“It was really hot – 25 degrees – the type of weather when you want to head to the beach. In New Zealand, the cross-country races are usually in the freezing cold and are muddy.”
Murdoch did much better than he expected.
“I had food poisoning the week before so I was not in the best shape – I was just going for the best place I could.”
The result was a massive improvement for Murdoch, who nished 9th in the race last year, when it was held in Tasmania.
He is single-minded about his goal at the Youth Olympics in Buenos Aires next month: he wants to break the New Zealand under-17 steeplechase record.
Murdoch hopes to do well in the race, but has little knowledge of half the eld. Selection of the 18 competitors was based on the nalists at the last Olympics.
Eight of the entrants are from Europe, seven from Africa and the rest from around the world. Murdoch is the sole competitor from Oceania.
While he has watched videos of the European competitors (they have good steeplechasing technique, he says), the African runners are a mystery, including their ages. Many don’t have birth certi cates and for years there have been allegations of over-age runners at junior events.
Murdoch is a relative novice in steeplechasing, but has enjoyed the technical aspects of learning to hurdle. He is also keen to follow in the footsteps of his grandfather, Alex Shaw, who was a keen steeplechaser.

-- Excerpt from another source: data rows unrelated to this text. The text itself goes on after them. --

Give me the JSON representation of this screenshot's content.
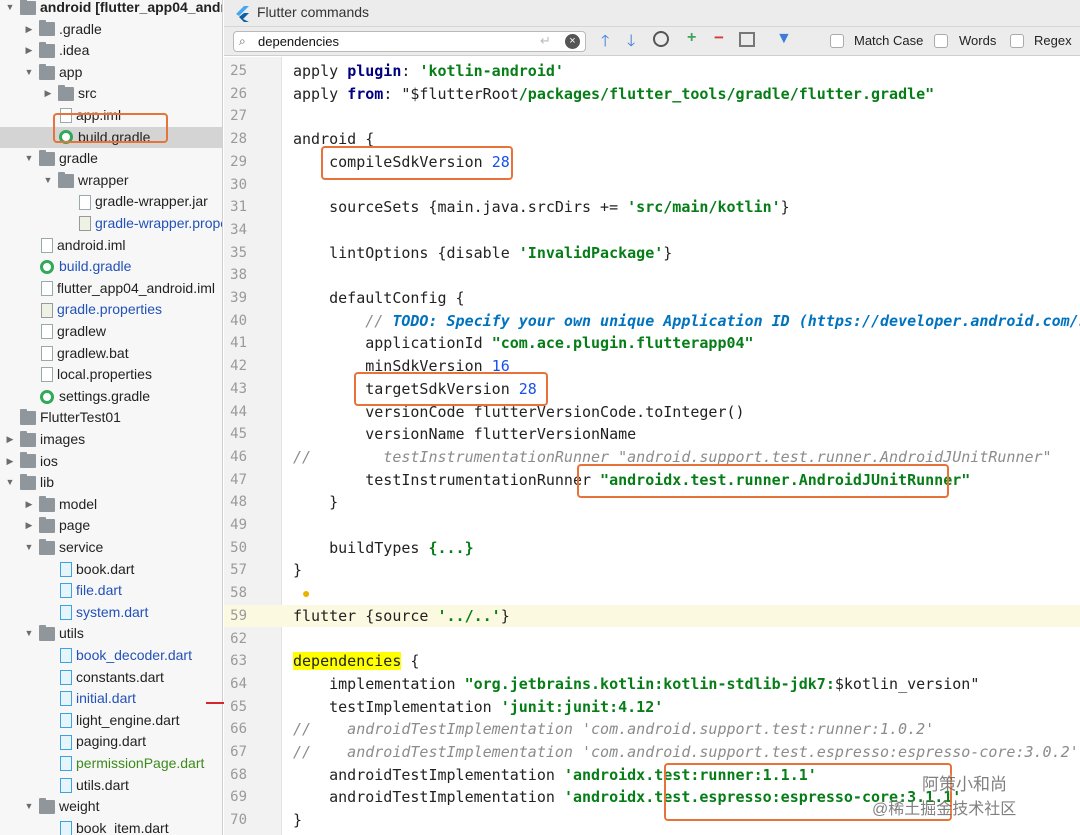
{
  "window": {
    "title": "Flutter commands"
  },
  "search": {
    "value": "dependencies",
    "match_case": "Match Case",
    "words": "Words",
    "regex": "Regex"
  },
  "tree": [
    {
      "label": "android [flutter_app04_android]",
      "indent": 0,
      "kind": "folder",
      "arrow": "open",
      "color": "normal"
    },
    {
      "label": ".gradle",
      "indent": 1,
      "kind": "folder",
      "arrow": "closed",
      "color": "normal"
    },
    {
      "label": ".idea",
      "indent": 1,
      "kind": "folder",
      "arrow": "closed",
      "color": "normal"
    },
    {
      "label": "app",
      "indent": 1,
      "kind": "folder",
      "arrow": "open",
      "color": "normal"
    },
    {
      "label": "src",
      "indent": 2,
      "kind": "folder",
      "arrow": "closed",
      "color": "normal"
    },
    {
      "label": "app.iml",
      "indent": 2,
      "kind": "file",
      "arrow": "none",
      "color": "normal"
    },
    {
      "label": "build.gradle",
      "indent": 2,
      "kind": "gradle",
      "arrow": "none",
      "color": "normal",
      "selected": true
    },
    {
      "label": "gradle",
      "indent": 1,
      "kind": "folder",
      "arrow": "open",
      "color": "normal"
    },
    {
      "label": "wrapper",
      "indent": 2,
      "kind": "folder",
      "arrow": "open",
      "color": "normal"
    },
    {
      "label": "gradle-wrapper.jar",
      "indent": 3,
      "kind": "file",
      "arrow": "none",
      "color": "normal"
    },
    {
      "label": "gradle-wrapper.properties",
      "indent": 3,
      "kind": "gradlef",
      "arrow": "none",
      "color": "blue"
    },
    {
      "label": "android.iml",
      "indent": 1,
      "kind": "file",
      "arrow": "none",
      "color": "normal"
    },
    {
      "label": "build.gradle",
      "indent": 1,
      "kind": "gradle",
      "arrow": "none",
      "color": "blue"
    },
    {
      "label": "flutter_app04_android.iml",
      "indent": 1,
      "kind": "file",
      "arrow": "none",
      "color": "normal"
    },
    {
      "label": "gradle.properties",
      "indent": 1,
      "kind": "gradlef",
      "arrow": "none",
      "color": "blue"
    },
    {
      "label": "gradlew",
      "indent": 1,
      "kind": "file",
      "arrow": "none",
      "color": "normal"
    },
    {
      "label": "gradlew.bat",
      "indent": 1,
      "kind": "file",
      "arrow": "none",
      "color": "normal"
    },
    {
      "label": "local.properties",
      "indent": 1,
      "kind": "file",
      "arrow": "none",
      "color": "normal"
    },
    {
      "label": "settings.gradle",
      "indent": 1,
      "kind": "gradle",
      "arrow": "none",
      "color": "normal"
    },
    {
      "label": "FlutterTest01",
      "indent": 0,
      "kind": "folder",
      "arrow": "none",
      "color": "normal"
    },
    {
      "label": "images",
      "indent": 0,
      "kind": "folder",
      "arrow": "closed",
      "color": "normal"
    },
    {
      "label": "ios",
      "indent": 0,
      "kind": "folder",
      "arrow": "closed",
      "color": "normal"
    },
    {
      "label": "lib",
      "indent": 0,
      "kind": "folder",
      "arrow": "open",
      "color": "normal"
    },
    {
      "label": "model",
      "indent": 1,
      "kind": "folder",
      "arrow": "closed",
      "color": "normal"
    },
    {
      "label": "page",
      "indent": 1,
      "kind": "folder",
      "arrow": "closed",
      "color": "normal"
    },
    {
      "label": "service",
      "indent": 1,
      "kind": "folder",
      "arrow": "open",
      "color": "normal"
    },
    {
      "label": "book.dart",
      "indent": 2,
      "kind": "dart",
      "arrow": "none",
      "color": "normal"
    },
    {
      "label": "file.dart",
      "indent": 2,
      "kind": "dart",
      "arrow": "none",
      "color": "blue"
    },
    {
      "label": "system.dart",
      "indent": 2,
      "kind": "dart",
      "arrow": "none",
      "color": "blue"
    },
    {
      "label": "utils",
      "indent": 1,
      "kind": "folder",
      "arrow": "open",
      "color": "normal"
    },
    {
      "label": "book_decoder.dart",
      "indent": 2,
      "kind": "dart",
      "arrow": "none",
      "color": "blue"
    },
    {
      "label": "constants.dart",
      "indent": 2,
      "kind": "dart",
      "arrow": "none",
      "color": "normal"
    },
    {
      "label": "initial.dart",
      "indent": 2,
      "kind": "dart",
      "arrow": "none",
      "color": "blue"
    },
    {
      "label": "light_engine.dart",
      "indent": 2,
      "kind": "dart",
      "arrow": "none",
      "color": "normal"
    },
    {
      "label": "paging.dart",
      "indent": 2,
      "kind": "dart",
      "arrow": "none",
      "color": "normal"
    },
    {
      "label": "permissionPage.dart",
      "indent": 2,
      "kind": "dart",
      "arrow": "none",
      "color": "green"
    },
    {
      "label": "utils.dart",
      "indent": 2,
      "kind": "dart",
      "arrow": "none",
      "color": "normal"
    },
    {
      "label": "weight",
      "indent": 1,
      "kind": "folder",
      "arrow": "open",
      "color": "normal"
    },
    {
      "label": "book_item.dart",
      "indent": 2,
      "kind": "dart",
      "arrow": "none",
      "color": "normal"
    }
  ],
  "code_lines": [
    {
      "n": "25",
      "segs": [
        [
          "apply ",
          ""
        ],
        [
          "plugin",
          "kw"
        ],
        [
          ": ",
          ""
        ],
        [
          "'kotlin-android'",
          "str"
        ]
      ]
    },
    {
      "n": "26",
      "segs": [
        [
          "apply ",
          ""
        ],
        [
          "from",
          "kw"
        ],
        [
          ": \"$flutterRoot",
          ""
        ],
        [
          "/packages/flutter_tools/gradle/flutter.gradle\"",
          "str"
        ]
      ]
    },
    {
      "n": "27",
      "segs": []
    },
    {
      "n": "28",
      "segs": [
        [
          "android {",
          ""
        ]
      ]
    },
    {
      "n": "29",
      "segs": [
        [
          "    compileSdkVersion ",
          ""
        ],
        [
          "28",
          "num"
        ]
      ]
    },
    {
      "n": "30",
      "segs": []
    },
    {
      "n": "31",
      "segs": [
        [
          "    sourceSets {main.java.srcDirs += ",
          ""
        ],
        [
          "'src/main/kotlin'",
          "str"
        ],
        [
          "}",
          ""
        ]
      ]
    },
    {
      "n": "34",
      "segs": []
    },
    {
      "n": "35",
      "segs": [
        [
          "    lintOptions {disable ",
          ""
        ],
        [
          "'InvalidPackage'",
          "str"
        ],
        [
          "}",
          ""
        ]
      ]
    },
    {
      "n": "38",
      "segs": []
    },
    {
      "n": "39",
      "segs": [
        [
          "    defaultConfig {",
          ""
        ]
      ]
    },
    {
      "n": "40",
      "segs": [
        [
          "        // ",
          "cmt"
        ],
        [
          "TODO: Specify your own unique Application ID (https://developer.android.com/stud",
          "todo"
        ]
      ]
    },
    {
      "n": "41",
      "segs": [
        [
          "        applicationId ",
          ""
        ],
        [
          "\"com.ace.plugin.flutterapp04\"",
          "str"
        ]
      ]
    },
    {
      "n": "42",
      "segs": [
        [
          "        minSdkVersion ",
          ""
        ],
        [
          "16",
          "num"
        ]
      ]
    },
    {
      "n": "43",
      "segs": [
        [
          "        targetSdkVersion ",
          ""
        ],
        [
          "28",
          "num"
        ]
      ]
    },
    {
      "n": "44",
      "segs": [
        [
          "        versionCode flutterVersionCode.toInteger()",
          ""
        ]
      ]
    },
    {
      "n": "45",
      "segs": [
        [
          "        versionName flutterVersionName",
          ""
        ]
      ]
    },
    {
      "n": "46",
      "segs": [
        [
          "//        testInstrumentationRunner \"android.support.test.runner.AndroidJUnitRunner\"",
          "cmt"
        ]
      ]
    },
    {
      "n": "47",
      "segs": [
        [
          "        testInstrumentationRunner ",
          ""
        ],
        [
          "\"androidx.test.runner.AndroidJUnitRunner\"",
          "str"
        ]
      ]
    },
    {
      "n": "48",
      "segs": [
        [
          "    }",
          ""
        ]
      ]
    },
    {
      "n": "49",
      "segs": []
    },
    {
      "n": "50",
      "segs": [
        [
          "    buildTypes ",
          ""
        ],
        [
          "{...}",
          "str"
        ]
      ]
    },
    {
      "n": "57",
      "segs": [
        [
          "}",
          ""
        ]
      ]
    },
    {
      "n": "58",
      "segs": []
    },
    {
      "n": "59",
      "segs": [
        [
          "flutter {source ",
          ""
        ],
        [
          "'../..'",
          "str"
        ],
        [
          "}",
          ""
        ]
      ]
    },
    {
      "n": "62",
      "segs": []
    },
    {
      "n": "63",
      "segs": [
        [
          "dependencies",
          "hl"
        ],
        [
          " {",
          ""
        ]
      ]
    },
    {
      "n": "64",
      "segs": [
        [
          "    implementation ",
          ""
        ],
        [
          "\"org.jetbrains.kotlin:kotlin-stdlib-jdk7:",
          "str"
        ],
        [
          "$kotlin_version\"",
          ""
        ]
      ]
    },
    {
      "n": "65",
      "segs": [
        [
          "    testImplementation ",
          ""
        ],
        [
          "'junit:junit:4.12'",
          "str"
        ]
      ]
    },
    {
      "n": "66",
      "segs": [
        [
          "//    androidTestImplementation 'com.android.support.test:runner:1.0.2'",
          "cmt"
        ]
      ]
    },
    {
      "n": "67",
      "segs": [
        [
          "//    androidTestImplementation 'com.android.support.test.espresso:espresso-core:3.0.2'",
          "cmt"
        ]
      ]
    },
    {
      "n": "68",
      "segs": [
        [
          "    androidTestImplementation ",
          ""
        ],
        [
          "'androidx.test:runner:1.1.1'",
          "str"
        ]
      ]
    },
    {
      "n": "69",
      "segs": [
        [
          "    androidTestImplementation ",
          ""
        ],
        [
          "'androidx.test.espresso:espresso-core:3.1.1'",
          "str"
        ]
      ]
    },
    {
      "n": "70",
      "segs": [
        [
          "}",
          ""
        ]
      ]
    }
  ],
  "watermark": "@稀土掘金技术社区",
  "watermark2": "阿策小和尚",
  "colors": {
    "highlight_box": "#e8733a",
    "search_hit": "#ffff00",
    "string": "#067d17",
    "keyword": "#000080"
  }
}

When he met the Flagstaff last week, the day after he returned from Australia, Murdoch was looking forward to some solid training leading into the Youth Olympics.
There’s nothing particularly fancy about it – Murdoch simply runs around the streets of Devonport.
He does, however, follow a strict routine, getting up at 5am, seven days a week, to set off on the same route: from his home in Aramoana Ave, through Ngataringa Park around the Navy grounds, along the waterfront, through Cheltenham and Narrow Neck, along Seacliffe Ave, then back home to get ready for school at Westlake Boys. It’s a 10km route. If he needs to do 20 km, Murdoch backtracks and runs the same route in the opposite direction.
He loves the lack of cars on the quiet early- morning Devonport streets, and especially likes the section through the Navy sports grounds. “I must know every crack of the road through there.”
He does additional training at AUT Millennium in Mairangi Bay and on the track at Mt Smart.
A promising rugby player at a younger age, Murdoch gave up the sport for athletics. He says he was “100 per cent happy” with the 18-18 draw between Westlake and Takapuna Grammar in the North Harbour Secondary Schools nal.
“My brother and friends were in the TGS 1st XV and I had friends in the Westlake team, so the draw represented my feelings towards the game.
“If I had carried on with rugby I think I could have become a pretty good player,” he says, matter-of-factly. But equally realistically, he adds: “Look at my wrists – they are small. Someone with my sort of body is suited to running.”
He weighs in at around 56kg, maybe a kilogram or two less on race days. He eats pretty much what he wants, as his training burns everything off. “I just eat until I’m full.”
2019 will be Murdoch’s nal year at school. After that, he hopes go to an American university on an athletics scholarship.
His long-term aim is to represent New Zealand in athletics at world championships, the Commonwealth Games and the 2024 Olympics.
Time in the American university system allows athletes to mature, as well as attain a degree.
“A 25-year-old version of me is a much different person to where I am now,” he says.
Published in the September 7 2018 edition of Devonport Flagstaff. View online